RECORD EXTRACTS ->

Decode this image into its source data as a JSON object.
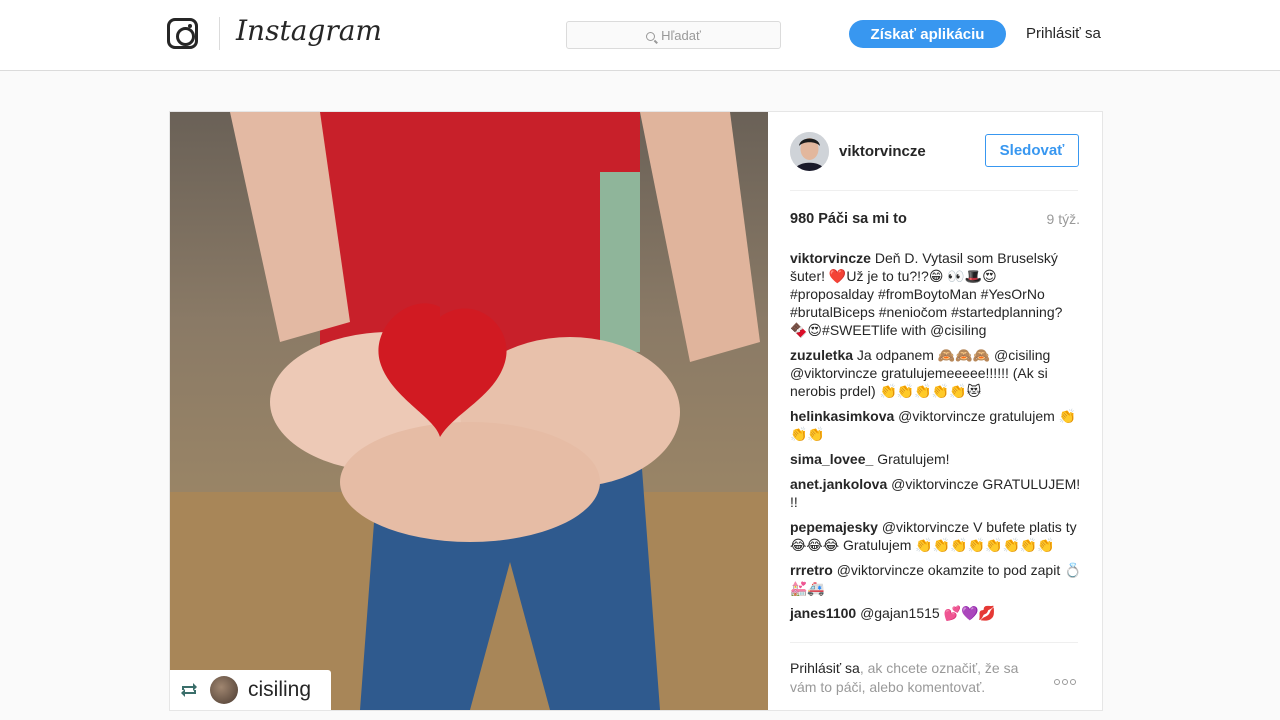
{
  "header": {
    "brand": "Instagram",
    "search_placeholder": "Hľadať",
    "get_app_label": "Získať aplikáciu",
    "login_label": "Prihlásiť sa"
  },
  "post": {
    "repost_user": "cisiling",
    "author": "viktorvincze",
    "follow_label": "Sledovať",
    "likes": "980 Páči sa mi to",
    "age": "9 týž.",
    "comments": [
      {
        "user": "viktorvincze",
        "text": "Deň D. Vytasil som Bruselský šuter! ❤️Už je to tu?!?😁 👀🎩😍 #proposalday #fromBoytoMan #YesOrNo #brutalBiceps #nenioc̆om #startedplanning? 🍫😍#SWEETlife with @cisiling"
      },
      {
        "user": "zuzuletka",
        "text": "Ja odpanem 🙈🙈🙈 @cisiling @viktorvincze gratulujemeeeee!!!!!! (Ak si nerobis prdel) 👏👏👏👏👏😻"
      },
      {
        "user": "helinkasimkova",
        "text": "@viktorvincze gratulujem 👏👏👏"
      },
      {
        "user": "sima_lovee_",
        "text": "Gratulujem!"
      },
      {
        "user": "anet.jankolova",
        "text": "@viktorvincze GRATULUJEM! !!"
      },
      {
        "user": "pepemajesky",
        "text": "@viktorvincze V bufete platis ty 😂😂😂 Gratulujem 👏👏👏👏👏👏👏👏"
      },
      {
        "user": "rrretro",
        "text": "@viktorvincze okamzite to pod zapit 💍💒🚑"
      },
      {
        "user": "janes1100",
        "text": "@gajan1515 💕💜💋"
      }
    ],
    "footer_login": "Prihlásiť sa",
    "footer_rest": ", ak chcete označiť, že sa vám to páči, alebo komentovať."
  }
}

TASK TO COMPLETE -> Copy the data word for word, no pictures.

WORKED SOLUTION ->
Decode this image into its source data as a JSON object.
{
  "header": {
    "brand": "Instagram",
    "search_placeholder": "Hľadať",
    "get_app_label": "Získať aplikáciu",
    "login_label": "Prihlásiť sa"
  },
  "post": {
    "repost_user": "cisiling",
    "author": "viktorvincze",
    "follow_label": "Sledovať",
    "likes": "980 Páči sa mi to",
    "age": "9 týž.",
    "comments": [
      {
        "user": "viktorvincze",
        "text": "Deň D. Vytasil som Bruselský šuter! ❤️Už je to tu?!?😁 👀🎩😍 #proposalday #fromBoytoMan #YesOrNo #brutalBiceps #nenioc̆om #startedplanning? 🍫😍#SWEETlife with @cisiling"
      },
      {
        "user": "zuzuletka",
        "text": "Ja odpanem 🙈🙈🙈 @cisiling @viktorvincze gratulujemeeeee!!!!!! (Ak si nerobis prdel) 👏👏👏👏👏😻"
      },
      {
        "user": "helinkasimkova",
        "text": "@viktorvincze gratulujem 👏👏👏"
      },
      {
        "user": "sima_lovee_",
        "text": "Gratulujem!"
      },
      {
        "user": "anet.jankolova",
        "text": "@viktorvincze GRATULUJEM! !!"
      },
      {
        "user": "pepemajesky",
        "text": "@viktorvincze V bufete platis ty 😂😂😂 Gratulujem 👏👏👏👏👏👏👏👏"
      },
      {
        "user": "rrretro",
        "text": "@viktorvincze okamzite to pod zapit 💍💒🚑"
      },
      {
        "user": "janes1100",
        "text": "@gajan1515 💕💜💋"
      }
    ],
    "footer_login": "Prihlásiť sa",
    "footer_rest": ", ak chcete označiť, že sa vám to páči, alebo komentovať."
  }
}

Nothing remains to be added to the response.